Not quite, but I have experienced something similar. I remember a very stressful day in high school when, for the first time in my life, I failed an exam. I was devastated and desperately needed an escape. Luckily, on that very day my family decided to go watch the new movie Apocalypto, and I tagged along.
The movie absolutely blew my mind, and it is to this day one of my favorite movies of all time. I forgot about my exam problems instantly and was completely immersed in the world.
Walking out of the cinema theater, the world around suddenly felt very pale and boring. On the screen, there were lush vibrant forests, people running around in the wilds, incredible mountain landscapes... And around me I saw walls of concrete and people in grey winter clothes, walking in straight lines or staring at their phones.
Fantasy and fiction worlds usually feature things so far outside of our everyday experiences, that it is hard to come back to our everyday life without feeling disappointed. It is especially the case with RPG video games, where in the fictional world you can be a hero everyone looks up to, interacting with fantastic creatures and falling in love with unearthly divas - while in the real life you are just... a guy or a girl.
This, honestly, is one of the reasons I barely play video games any more. I find that the more time I lose in them, the more desensitised I become to the world around me. And, in contrary, when my focus is on our world, I start noticing little details that seemed irrelevant before and find an incredible depth and richness to it.
Escapism is an easy way out, but it is a way that in the long run hurts us badly. I'm grateful for all the time I've spent playing video games, as they helped me develop my imagination, ideas and core values - but at this point in my life, I realise that it is time to move on to other dozens hobbies I have. Video games have given me everything they could possibly give, and playing much more of them will not benefit me in any way.
And, frankly, going to any national or state park and walking around always makes me feel 100 times better, than any video game, movie or book possibly could. Nothing can compare to the best samples of our nature! I can look at many fantasy worlds, and then glance at a small creek in the summer, and the latter will always win by a large margin.
I feel that way about video games too now.

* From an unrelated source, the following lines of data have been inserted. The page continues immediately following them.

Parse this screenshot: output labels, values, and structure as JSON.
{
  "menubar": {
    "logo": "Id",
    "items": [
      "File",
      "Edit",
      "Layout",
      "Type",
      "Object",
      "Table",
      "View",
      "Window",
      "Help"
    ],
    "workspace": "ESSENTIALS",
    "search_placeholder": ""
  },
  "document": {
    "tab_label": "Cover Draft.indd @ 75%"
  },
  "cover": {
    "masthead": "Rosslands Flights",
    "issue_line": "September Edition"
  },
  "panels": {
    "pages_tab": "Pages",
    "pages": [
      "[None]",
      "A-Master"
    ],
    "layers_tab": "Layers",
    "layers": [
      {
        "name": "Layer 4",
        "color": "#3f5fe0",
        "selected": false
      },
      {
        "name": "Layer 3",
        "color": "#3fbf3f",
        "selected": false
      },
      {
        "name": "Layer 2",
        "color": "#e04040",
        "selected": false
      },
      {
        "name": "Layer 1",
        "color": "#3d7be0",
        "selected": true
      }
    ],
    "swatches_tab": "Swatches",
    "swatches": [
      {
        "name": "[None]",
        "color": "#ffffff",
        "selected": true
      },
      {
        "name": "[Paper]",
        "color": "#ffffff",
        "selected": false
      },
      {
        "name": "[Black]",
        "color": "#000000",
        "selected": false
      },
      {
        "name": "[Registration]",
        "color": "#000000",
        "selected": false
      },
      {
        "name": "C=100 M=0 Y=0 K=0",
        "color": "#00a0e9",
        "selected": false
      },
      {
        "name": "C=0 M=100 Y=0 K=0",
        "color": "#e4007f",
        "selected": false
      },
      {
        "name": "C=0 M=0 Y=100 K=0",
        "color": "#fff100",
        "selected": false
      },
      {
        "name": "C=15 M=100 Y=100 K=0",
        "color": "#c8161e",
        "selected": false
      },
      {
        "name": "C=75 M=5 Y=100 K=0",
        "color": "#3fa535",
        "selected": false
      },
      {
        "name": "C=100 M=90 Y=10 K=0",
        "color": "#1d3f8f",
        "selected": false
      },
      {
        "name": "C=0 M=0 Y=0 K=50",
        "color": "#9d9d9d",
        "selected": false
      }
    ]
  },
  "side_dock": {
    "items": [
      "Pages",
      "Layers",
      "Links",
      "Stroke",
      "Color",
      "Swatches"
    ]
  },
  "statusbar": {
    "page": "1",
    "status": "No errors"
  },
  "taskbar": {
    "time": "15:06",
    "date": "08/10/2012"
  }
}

When I was a kid, I could play for hours, but now not matter how good the game is... I can just play for maybe 30 or 40 minutes. It feels restrictive....like you're trapped in a tiny world. And after 40 minutes, I simply want out.
It also makes you feel like you're wasting time. You can win a video game and complete all the achievements in it, but at the end of the day nothing has changed in the real world. The more stuff you do in the real world, the more meaningful you feel.